Henri Maillardet was indeed a Swiss mechanician of the 18th century who worked in London producing clocks and other mechanisms. He spent a period of time in the shops of Pierre Jaquet-Droz, who was in the business of producing automata that could write and draw. It is believed that Maillardet built this Automaton around 1800. He made only one other Automaton that could write; it wrote in Chinese and was made for the Emperor of China as a gift from King George III of England.
The Franklin Institute's Automaton has the largest "memory" of any such machine ever constructed—four drawings and three poems (two in French and one in English). Maillardet achieved this by placing the driving machinery in a large chest that forms the base of the machine, rather than in the Automaton's body.
The memory is contained in the "cams," or the brass disks seen below (left). As the cams are turned by the clockwork motor, (below right) three steel fingers follow their irregular edges. The fingers translate the movements of the cams into side to side, front and back, and up and down movements of the doll's writing hand through a complex system of levers and rods that produce the markings on paper.

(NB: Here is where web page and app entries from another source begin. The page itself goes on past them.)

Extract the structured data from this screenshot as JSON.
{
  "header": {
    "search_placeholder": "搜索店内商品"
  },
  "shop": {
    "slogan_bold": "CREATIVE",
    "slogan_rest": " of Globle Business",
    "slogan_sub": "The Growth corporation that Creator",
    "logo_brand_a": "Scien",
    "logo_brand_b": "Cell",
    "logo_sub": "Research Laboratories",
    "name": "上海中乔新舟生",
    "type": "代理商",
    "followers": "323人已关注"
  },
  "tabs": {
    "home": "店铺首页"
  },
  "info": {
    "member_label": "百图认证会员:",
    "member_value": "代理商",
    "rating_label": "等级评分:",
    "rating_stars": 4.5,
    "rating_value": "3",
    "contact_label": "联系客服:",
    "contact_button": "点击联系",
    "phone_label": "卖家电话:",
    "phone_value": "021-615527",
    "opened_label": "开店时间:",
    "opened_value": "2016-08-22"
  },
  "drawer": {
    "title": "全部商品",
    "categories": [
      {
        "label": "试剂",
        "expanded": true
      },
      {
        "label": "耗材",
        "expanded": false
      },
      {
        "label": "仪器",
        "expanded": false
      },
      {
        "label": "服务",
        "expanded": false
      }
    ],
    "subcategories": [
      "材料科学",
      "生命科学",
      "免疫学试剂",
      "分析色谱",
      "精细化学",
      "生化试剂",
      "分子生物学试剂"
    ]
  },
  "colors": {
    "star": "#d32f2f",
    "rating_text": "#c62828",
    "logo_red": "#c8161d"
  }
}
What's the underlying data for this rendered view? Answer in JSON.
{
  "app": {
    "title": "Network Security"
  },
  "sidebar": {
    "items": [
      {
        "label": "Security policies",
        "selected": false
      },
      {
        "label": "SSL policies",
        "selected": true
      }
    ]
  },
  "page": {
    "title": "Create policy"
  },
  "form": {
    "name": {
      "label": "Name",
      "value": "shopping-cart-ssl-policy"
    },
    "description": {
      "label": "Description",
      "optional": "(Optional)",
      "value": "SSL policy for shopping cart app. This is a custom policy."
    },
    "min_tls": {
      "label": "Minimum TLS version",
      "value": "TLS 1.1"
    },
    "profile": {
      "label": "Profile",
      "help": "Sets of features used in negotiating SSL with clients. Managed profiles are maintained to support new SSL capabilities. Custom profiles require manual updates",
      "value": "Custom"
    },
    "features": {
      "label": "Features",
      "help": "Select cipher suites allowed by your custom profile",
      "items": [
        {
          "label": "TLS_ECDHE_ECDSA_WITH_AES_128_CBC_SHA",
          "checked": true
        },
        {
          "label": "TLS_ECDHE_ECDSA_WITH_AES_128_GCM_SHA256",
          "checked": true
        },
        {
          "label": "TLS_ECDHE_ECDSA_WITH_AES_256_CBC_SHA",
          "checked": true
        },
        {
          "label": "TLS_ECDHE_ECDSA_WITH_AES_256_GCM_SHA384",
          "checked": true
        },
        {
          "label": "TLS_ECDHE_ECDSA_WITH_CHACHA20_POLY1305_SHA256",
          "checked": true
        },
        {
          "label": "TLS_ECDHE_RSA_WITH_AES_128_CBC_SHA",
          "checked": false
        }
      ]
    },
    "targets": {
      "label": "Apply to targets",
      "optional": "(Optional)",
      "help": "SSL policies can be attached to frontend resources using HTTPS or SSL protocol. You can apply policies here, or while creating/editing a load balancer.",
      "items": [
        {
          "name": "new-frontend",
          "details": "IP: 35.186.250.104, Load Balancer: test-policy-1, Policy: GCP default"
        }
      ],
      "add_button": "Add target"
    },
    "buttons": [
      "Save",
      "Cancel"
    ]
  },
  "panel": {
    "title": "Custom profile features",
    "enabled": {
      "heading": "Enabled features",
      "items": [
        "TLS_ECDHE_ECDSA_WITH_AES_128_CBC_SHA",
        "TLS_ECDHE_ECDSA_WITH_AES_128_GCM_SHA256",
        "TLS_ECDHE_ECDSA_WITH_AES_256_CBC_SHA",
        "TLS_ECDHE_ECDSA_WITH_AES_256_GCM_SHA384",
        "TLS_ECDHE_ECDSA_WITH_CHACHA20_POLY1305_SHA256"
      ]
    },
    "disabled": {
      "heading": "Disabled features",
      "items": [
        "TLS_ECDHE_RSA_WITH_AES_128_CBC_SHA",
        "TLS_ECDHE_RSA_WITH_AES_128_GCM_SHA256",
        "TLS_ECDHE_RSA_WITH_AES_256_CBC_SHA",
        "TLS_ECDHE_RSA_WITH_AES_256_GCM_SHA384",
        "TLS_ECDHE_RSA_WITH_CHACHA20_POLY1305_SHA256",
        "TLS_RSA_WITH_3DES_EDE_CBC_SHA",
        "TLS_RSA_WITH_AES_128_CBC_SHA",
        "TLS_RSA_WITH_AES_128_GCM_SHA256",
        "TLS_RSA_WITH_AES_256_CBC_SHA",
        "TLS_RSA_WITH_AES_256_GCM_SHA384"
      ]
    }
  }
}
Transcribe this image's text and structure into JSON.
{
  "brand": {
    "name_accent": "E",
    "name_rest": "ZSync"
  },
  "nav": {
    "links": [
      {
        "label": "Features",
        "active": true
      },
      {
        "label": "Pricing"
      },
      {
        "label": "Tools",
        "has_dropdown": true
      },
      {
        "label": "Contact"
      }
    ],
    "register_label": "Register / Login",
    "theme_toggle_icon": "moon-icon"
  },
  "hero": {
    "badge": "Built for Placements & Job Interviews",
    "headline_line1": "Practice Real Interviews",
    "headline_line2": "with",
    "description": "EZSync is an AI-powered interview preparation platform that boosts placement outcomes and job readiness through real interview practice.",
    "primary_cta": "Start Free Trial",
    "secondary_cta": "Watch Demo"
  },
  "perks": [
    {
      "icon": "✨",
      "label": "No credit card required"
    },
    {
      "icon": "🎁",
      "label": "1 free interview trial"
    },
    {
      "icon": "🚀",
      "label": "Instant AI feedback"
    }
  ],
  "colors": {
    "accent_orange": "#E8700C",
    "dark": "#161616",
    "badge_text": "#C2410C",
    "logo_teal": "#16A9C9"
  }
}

According to Penniman's research, Maillardet exhibited his Automaton throughout England, essentially as a performer at fairs and trade shows. The Institute's Automaton seems to have toured the continent of Europe, reaching as far east as St. Petersburg, Russia. After 1833, it is not known what became of the machine until its appearance in Philadelphia. Some think it possible that P.T. Barnum brought the machine to the United States; he knew Maelzel and may have purchased a number of mechanical objects through him. Barnum placed these wonders—including automata—in his museums, one of which was established at Seventh and Chestnut Streets in Philadelphia and another in New York City. Both museums were ultimately destroyed by fire—one of which may have been the fire that left Maillardet's Automaton in need of such repair.
How the Automaton got to Philadelphia and into the possession of the Brock family (who understood the machine had been built by Johann Maelzel) is open to conjecture as is its near destruction in a fire. The Automaton was donated, in shambles, to The Franklin Institute in 1928 where it was restored by Charles Roberts, a talented mechanic on the Institute staff. Without any blueprints or designer's notes, his efforts at restoration relied upon his own personal knowledge of how mechanical objects function. Roberts was ultimately able to place the Maillardet Automaton on exhibit in working order. Subsequent repairs were undertaken by Joseph Balt in the late 1970s. Balt completely disassembled the machine, made needed adjustments and replaced worn gears and other parts. Balt's work and analysis of the engineering details of the Automaton were essential to the repair and maintenance work undertaken in 2007 by Andrew Baron, an exceptionally talented mechanician, along with Penniman. Baron and Penniman believe that the motions of the head and movement of the eyes were very likely more humanoid when Maillardet built the machine, and are still working to improve those motions.
In 2007, the Maillardet Automaton was placed on display as the centerpiece of a then-new exhibition at The Franklin Institute entitled Amazing Machine. Today, the curatorial staff takes it out of its enclosed glass case to test and run quarterly.
Note: The objects pictured above are part of The Franklin Institute's protected collection of objects. The images are © The Franklin Institute. All rights are reserved.